The Insects

Display case of insects

     The entomology section is on the first floor of the Museum, where there is a brief overview of the insects of the local area of Alpago. Rather than draw attention to the rarer, or more ecologically important species (which will be seen later), the organisation of the exhibits concentrates on the most common species, ones that a non-specialist visitor might easily come across in the various local settings (fig. 22).
     Unfortunately most insects are small and both a good magnifying glass and knowledge of the morphological differences between systematic groups are needed to recognise them.
     Our descriptions will therefore concentrate on the lager species in the collection for which a simple comment can be useful.
The exhibits are organised in display cases on the walls.

     Like many other groups of invertebrates, insects have an important role in maintaining the delicate equilibrium of ecosystems both on land and in water: this is due partly to their huge quantity in terms of biomass for any ecosystem and partly to the large number of existing species resulting from their great ability to adapt to very varying ecological conditions.
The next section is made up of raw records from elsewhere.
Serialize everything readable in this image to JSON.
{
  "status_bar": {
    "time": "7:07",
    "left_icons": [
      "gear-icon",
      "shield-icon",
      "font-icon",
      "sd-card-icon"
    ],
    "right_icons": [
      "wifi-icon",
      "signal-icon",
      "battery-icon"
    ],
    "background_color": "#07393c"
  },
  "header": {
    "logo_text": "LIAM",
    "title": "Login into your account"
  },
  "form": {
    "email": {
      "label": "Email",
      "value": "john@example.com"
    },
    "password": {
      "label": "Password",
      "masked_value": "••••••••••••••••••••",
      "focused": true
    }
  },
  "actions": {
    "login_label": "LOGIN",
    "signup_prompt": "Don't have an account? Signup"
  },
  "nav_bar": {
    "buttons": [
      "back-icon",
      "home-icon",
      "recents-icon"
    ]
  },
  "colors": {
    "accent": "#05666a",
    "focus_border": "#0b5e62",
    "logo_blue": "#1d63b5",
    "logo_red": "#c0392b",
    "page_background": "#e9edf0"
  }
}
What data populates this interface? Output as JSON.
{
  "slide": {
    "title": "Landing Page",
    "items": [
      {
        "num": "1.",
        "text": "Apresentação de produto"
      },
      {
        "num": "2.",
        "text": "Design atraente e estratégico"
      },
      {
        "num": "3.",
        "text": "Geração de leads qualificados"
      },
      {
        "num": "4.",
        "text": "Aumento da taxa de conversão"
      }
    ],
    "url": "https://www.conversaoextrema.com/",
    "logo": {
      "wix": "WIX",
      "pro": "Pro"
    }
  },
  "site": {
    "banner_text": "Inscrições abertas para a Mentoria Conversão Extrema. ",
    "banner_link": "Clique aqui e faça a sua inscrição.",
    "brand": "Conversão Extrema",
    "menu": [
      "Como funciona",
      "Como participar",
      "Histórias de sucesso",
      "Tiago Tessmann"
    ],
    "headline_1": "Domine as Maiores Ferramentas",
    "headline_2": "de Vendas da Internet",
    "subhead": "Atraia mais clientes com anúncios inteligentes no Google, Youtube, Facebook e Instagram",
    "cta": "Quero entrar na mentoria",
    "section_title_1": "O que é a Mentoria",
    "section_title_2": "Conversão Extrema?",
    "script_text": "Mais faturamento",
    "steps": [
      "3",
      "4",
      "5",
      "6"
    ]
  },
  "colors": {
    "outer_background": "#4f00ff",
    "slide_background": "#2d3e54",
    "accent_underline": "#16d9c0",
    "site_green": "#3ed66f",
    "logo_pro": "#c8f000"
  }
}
There are in fact more insect species than there are species in all the other animal groups put together: out of about 1,500,000 species of animals (vertebrates and invertebrates) known in the world, 1,200,000 species are insects.
     Insects, however, were long ignored in considerations of environmental conservation, more importance being given to actions to benefit vertebrates. This choice of seeing only the “superior fauna” as indicators of the naturalness of a habitat has a basic defect: Vertebrates possess in fact a low specificity for particular kinds of habitat, while Invertebrates are more tied to specific micro-environments often characterised by particular vegetation, so they can be used to advantage for verification after conservation actions, and as instruments for environmental monitoring.